President Barack Obama threatened to expand punitive sanctions to broad sections of the Russian economy if Moscow continued to foment chaos in the former Soviet republic ahead of planned May 25 presidential elections. "If in fact we see the disruptions and the destabilisation continuing so severely that it impedes elections on May 25, we will not have a choice but to move forward with additional... severe sanctions," Obama said at a joint news conference with German Chancellor Angela Merkel. "If Russia continues on its current course, we have a range of tools at our disposal, including sanctions that would target certain sectors of the Russian economy."
Previously, the administration had said such measures would only come into force if Russia sent its estimated 40,000 troops over the border.
"Today, the international community must stand together in support of the Ukrainian people as they cope with this tragedy," State Department deputy spokeswoman Marie Harf said in a statement mourning the "heartbreaking" loss of life in Odessa. "The violence and mayhem that led to so many senseless deaths and injuries is unacceptable."

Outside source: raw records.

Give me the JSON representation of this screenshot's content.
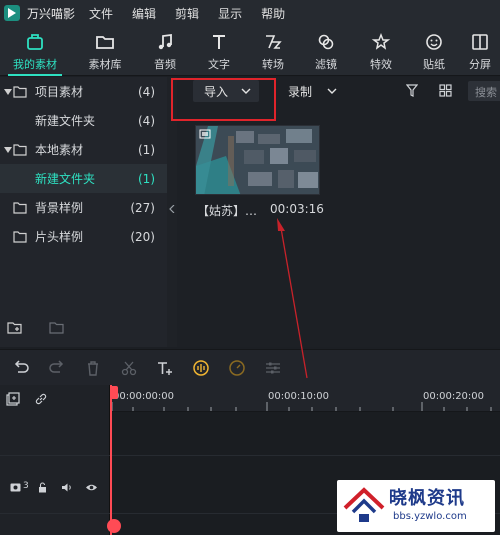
{
  "app": {
    "name": "万兴喵影",
    "menu": [
      "文件",
      "编辑",
      "剪辑",
      "显示",
      "帮助"
    ]
  },
  "toolbar": {
    "items": [
      {
        "label": "我的素材",
        "icon": "folder-box-icon",
        "active": true
      },
      {
        "label": "素材库",
        "icon": "folder-icon"
      },
      {
        "label": "音频",
        "icon": "music-note-icon"
      },
      {
        "label": "文字",
        "icon": "text-T-icon"
      },
      {
        "label": "转场",
        "icon": "transition-icon"
      },
      {
        "label": "滤镜",
        "icon": "filter-circles-icon"
      },
      {
        "label": "特效",
        "icon": "star-effect-icon"
      },
      {
        "label": "贴纸",
        "icon": "sticker-face-icon"
      },
      {
        "label": "分屏",
        "icon": "split-screen-icon"
      }
    ]
  },
  "library": {
    "items": [
      {
        "name": "项目素材",
        "count": "(4)"
      },
      {
        "name": "新建文件夹",
        "count": "(4)"
      },
      {
        "name": "本地素材",
        "count": "(1)"
      },
      {
        "name": "新建文件夹",
        "count": "(1)",
        "selected": true
      },
      {
        "name": "背景样例",
        "count": "(27)"
      },
      {
        "name": "片头样例",
        "count": "(20)"
      }
    ]
  },
  "media": {
    "import_label": "导入",
    "record_label": "录制",
    "search_placeholder": "搜索",
    "clip": {
      "name": "【姑苏】…",
      "duration": "00:03:16"
    }
  },
  "timeline": {
    "ruler": [
      "00:00:00:00",
      "00:00:10:00",
      "00:00:20:00"
    ],
    "track_label": "3"
  },
  "watermark": {
    "main": "晓枫资讯",
    "sub": "bbs.yzwlo.com"
  },
  "colors": {
    "accent": "#2ee0c1",
    "playhead": "#ff4b55",
    "highlight_box": "#e0242b",
    "annotation_arrow": "#c8222a"
  }
}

Harf also renewed US calls for "immediate implementation" of a peace deal clinched in Geneva last month.
The Kremlin – which has denied links to rebels who have taken over buildings in dozens of towns and cities in Ukraine's east – said the raid was "leading Ukraine towards catastrophe" and pronounced dead the peace deal struck in Geneva last month. Russian Prime Minister Dmitry Medvedev urged Kiev to "stop killing their citizens", branding the Slavyansk raid "a sign of criminal helplessness".
Chaos threatens Ukraine presidential election, rebels plan Crimea-like referendum
The growing chaos is overshadowing a presidential election the pro-Western leadership in Kiev is planning for May 25. The rebels are planning a vote on May 11 to seek a mandate to break with Kiev, like one held in Crimea before Moscow took it over.